-- ASSIGNED TASK --
Among the lines below, how many have the word "photo"? The reply is that number alone.

-- RECORDS FOR THE TASK --
----

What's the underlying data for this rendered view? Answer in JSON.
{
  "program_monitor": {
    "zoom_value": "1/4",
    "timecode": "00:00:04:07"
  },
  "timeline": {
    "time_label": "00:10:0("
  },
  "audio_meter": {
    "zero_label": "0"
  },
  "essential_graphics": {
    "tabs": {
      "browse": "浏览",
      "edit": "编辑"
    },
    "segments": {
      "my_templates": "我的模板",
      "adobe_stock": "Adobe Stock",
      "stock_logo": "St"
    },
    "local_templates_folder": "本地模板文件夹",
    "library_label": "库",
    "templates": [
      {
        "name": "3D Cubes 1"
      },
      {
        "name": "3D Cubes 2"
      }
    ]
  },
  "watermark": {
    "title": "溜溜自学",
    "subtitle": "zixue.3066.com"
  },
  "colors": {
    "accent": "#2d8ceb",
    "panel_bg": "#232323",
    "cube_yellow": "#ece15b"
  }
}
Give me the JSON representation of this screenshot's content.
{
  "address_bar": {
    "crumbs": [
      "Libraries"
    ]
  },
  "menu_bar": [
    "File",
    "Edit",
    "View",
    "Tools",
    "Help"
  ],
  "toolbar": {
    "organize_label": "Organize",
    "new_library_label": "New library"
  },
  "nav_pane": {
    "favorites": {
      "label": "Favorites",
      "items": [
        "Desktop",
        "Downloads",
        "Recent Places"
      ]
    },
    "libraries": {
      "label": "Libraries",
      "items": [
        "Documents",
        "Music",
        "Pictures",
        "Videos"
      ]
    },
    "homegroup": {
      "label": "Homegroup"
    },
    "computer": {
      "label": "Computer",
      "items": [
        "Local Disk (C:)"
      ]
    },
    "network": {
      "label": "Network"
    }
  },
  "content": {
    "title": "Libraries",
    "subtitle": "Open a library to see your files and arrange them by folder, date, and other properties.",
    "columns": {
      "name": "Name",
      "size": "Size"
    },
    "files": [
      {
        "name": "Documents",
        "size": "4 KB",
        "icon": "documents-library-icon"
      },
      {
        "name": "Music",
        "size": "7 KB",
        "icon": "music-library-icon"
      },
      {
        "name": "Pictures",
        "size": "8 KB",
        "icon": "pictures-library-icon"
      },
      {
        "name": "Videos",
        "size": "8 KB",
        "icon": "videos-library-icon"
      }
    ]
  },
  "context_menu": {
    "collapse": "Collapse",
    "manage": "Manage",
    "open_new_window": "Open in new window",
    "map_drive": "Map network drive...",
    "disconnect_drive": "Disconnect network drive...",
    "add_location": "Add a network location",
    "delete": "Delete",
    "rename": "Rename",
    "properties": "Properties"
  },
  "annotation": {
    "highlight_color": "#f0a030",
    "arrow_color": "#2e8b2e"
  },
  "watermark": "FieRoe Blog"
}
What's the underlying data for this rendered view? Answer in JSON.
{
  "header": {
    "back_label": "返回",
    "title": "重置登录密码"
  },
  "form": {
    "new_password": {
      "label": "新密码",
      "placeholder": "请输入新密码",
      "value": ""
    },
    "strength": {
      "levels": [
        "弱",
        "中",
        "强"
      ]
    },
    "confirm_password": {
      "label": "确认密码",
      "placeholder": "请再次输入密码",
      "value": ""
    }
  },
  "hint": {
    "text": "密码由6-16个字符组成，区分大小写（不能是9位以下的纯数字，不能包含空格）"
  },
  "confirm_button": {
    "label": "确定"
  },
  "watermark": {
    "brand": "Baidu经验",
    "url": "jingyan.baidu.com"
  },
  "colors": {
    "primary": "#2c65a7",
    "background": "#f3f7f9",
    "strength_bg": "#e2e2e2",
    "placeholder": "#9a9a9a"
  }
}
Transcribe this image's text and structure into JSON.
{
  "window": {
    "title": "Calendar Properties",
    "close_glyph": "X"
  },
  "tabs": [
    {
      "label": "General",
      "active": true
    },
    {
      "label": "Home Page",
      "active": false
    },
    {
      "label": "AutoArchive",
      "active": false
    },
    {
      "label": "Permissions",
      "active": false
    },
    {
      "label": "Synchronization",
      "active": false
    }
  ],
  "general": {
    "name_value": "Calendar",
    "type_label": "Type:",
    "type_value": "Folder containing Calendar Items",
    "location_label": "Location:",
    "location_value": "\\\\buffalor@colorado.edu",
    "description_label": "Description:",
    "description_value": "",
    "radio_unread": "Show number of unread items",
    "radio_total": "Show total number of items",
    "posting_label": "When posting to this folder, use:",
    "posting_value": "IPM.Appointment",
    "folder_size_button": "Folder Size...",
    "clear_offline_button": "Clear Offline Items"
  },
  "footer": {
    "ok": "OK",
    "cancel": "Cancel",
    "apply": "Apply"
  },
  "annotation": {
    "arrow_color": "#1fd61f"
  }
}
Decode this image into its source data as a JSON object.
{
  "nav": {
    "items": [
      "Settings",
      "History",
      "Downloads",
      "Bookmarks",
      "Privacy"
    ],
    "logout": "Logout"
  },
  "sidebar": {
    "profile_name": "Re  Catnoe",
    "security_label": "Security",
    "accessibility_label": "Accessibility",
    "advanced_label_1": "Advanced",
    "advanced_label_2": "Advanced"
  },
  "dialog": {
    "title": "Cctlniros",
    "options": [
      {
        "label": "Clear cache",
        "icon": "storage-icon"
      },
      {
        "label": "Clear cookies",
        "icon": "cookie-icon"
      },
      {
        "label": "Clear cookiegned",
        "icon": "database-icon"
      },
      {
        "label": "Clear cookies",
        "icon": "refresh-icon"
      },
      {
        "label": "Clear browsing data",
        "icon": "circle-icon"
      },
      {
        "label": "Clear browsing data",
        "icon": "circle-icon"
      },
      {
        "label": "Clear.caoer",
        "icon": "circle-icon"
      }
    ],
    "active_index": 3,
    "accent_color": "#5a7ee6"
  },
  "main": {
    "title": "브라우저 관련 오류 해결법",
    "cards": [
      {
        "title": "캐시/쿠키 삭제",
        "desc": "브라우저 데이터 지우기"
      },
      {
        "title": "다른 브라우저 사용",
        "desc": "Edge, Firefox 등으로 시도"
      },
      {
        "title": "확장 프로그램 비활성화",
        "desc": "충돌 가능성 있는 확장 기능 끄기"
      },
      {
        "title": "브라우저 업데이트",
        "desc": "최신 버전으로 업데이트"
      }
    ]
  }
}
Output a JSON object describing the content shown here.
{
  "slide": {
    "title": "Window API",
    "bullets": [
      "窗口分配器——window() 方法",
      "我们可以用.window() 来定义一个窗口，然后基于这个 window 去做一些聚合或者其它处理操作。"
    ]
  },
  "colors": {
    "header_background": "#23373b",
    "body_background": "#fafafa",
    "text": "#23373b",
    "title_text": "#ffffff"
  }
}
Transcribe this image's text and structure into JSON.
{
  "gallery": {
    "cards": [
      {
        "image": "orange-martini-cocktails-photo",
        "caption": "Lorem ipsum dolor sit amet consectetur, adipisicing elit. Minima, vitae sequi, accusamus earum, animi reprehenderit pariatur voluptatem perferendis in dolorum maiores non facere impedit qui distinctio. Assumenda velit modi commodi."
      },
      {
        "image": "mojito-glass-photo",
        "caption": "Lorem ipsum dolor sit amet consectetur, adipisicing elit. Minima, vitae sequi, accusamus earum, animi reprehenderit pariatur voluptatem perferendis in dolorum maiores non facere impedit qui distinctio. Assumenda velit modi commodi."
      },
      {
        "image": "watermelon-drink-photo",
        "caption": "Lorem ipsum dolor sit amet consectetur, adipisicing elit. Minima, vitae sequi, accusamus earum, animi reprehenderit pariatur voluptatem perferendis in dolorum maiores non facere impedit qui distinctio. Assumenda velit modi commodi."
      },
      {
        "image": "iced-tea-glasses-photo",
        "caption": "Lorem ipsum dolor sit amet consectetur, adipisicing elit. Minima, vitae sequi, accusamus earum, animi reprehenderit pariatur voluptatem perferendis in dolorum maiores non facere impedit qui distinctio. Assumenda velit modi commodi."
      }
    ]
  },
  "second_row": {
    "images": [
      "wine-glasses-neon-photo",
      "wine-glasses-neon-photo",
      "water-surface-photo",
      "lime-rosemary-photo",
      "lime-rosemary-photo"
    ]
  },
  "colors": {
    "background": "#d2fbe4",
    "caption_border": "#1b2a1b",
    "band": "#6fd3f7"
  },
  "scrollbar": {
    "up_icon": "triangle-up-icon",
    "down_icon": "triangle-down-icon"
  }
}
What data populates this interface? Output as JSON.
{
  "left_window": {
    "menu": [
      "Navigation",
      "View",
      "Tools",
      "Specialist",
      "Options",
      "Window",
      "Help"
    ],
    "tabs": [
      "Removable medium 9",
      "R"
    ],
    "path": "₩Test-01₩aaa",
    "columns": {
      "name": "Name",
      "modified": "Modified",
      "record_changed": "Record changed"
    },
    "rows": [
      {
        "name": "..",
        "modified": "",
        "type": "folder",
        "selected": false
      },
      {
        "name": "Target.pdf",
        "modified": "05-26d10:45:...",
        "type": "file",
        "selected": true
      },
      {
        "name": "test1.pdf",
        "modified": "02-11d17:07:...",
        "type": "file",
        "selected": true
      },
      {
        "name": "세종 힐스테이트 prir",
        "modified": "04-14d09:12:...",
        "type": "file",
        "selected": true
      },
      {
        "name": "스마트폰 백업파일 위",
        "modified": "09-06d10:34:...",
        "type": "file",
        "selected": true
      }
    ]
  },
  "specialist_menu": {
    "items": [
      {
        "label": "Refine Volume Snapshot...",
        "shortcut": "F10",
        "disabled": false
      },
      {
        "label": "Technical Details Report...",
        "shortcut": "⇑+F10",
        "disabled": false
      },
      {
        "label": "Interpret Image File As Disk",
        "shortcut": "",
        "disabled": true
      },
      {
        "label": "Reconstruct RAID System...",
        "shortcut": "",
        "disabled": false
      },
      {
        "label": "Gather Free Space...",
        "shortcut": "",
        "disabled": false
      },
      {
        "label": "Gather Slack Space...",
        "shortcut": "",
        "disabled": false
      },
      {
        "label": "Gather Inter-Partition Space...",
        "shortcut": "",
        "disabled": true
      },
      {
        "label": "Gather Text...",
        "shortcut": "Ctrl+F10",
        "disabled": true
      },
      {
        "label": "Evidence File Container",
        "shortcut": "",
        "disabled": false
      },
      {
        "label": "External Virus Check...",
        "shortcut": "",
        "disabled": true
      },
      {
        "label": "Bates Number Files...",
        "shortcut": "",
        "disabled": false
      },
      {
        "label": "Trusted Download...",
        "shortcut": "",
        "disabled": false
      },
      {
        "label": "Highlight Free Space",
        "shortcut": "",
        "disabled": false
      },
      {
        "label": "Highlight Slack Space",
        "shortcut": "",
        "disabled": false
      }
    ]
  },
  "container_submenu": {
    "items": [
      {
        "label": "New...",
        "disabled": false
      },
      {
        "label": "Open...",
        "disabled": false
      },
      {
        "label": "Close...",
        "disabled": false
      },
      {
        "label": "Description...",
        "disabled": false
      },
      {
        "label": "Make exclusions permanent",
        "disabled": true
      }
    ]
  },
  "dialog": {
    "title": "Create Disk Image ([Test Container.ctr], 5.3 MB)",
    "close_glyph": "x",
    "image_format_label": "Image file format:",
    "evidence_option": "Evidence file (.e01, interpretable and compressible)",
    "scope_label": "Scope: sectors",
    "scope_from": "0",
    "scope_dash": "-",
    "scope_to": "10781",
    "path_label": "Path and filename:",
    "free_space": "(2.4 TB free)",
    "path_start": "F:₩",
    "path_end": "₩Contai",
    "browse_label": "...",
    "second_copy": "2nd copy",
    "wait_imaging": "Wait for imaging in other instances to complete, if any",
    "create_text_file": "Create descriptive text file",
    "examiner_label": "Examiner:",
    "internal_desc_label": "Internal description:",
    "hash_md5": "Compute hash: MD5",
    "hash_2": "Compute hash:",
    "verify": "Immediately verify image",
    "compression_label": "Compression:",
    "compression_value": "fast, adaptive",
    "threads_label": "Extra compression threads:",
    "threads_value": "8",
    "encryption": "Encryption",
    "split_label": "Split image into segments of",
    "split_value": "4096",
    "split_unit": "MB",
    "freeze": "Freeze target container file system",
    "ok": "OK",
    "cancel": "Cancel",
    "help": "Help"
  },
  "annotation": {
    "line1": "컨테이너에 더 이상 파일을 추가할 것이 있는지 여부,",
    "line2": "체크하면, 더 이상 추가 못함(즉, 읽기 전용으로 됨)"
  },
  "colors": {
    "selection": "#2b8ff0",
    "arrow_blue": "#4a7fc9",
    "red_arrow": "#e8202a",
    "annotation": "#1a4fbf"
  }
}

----

-- ANSWER SPACE --
9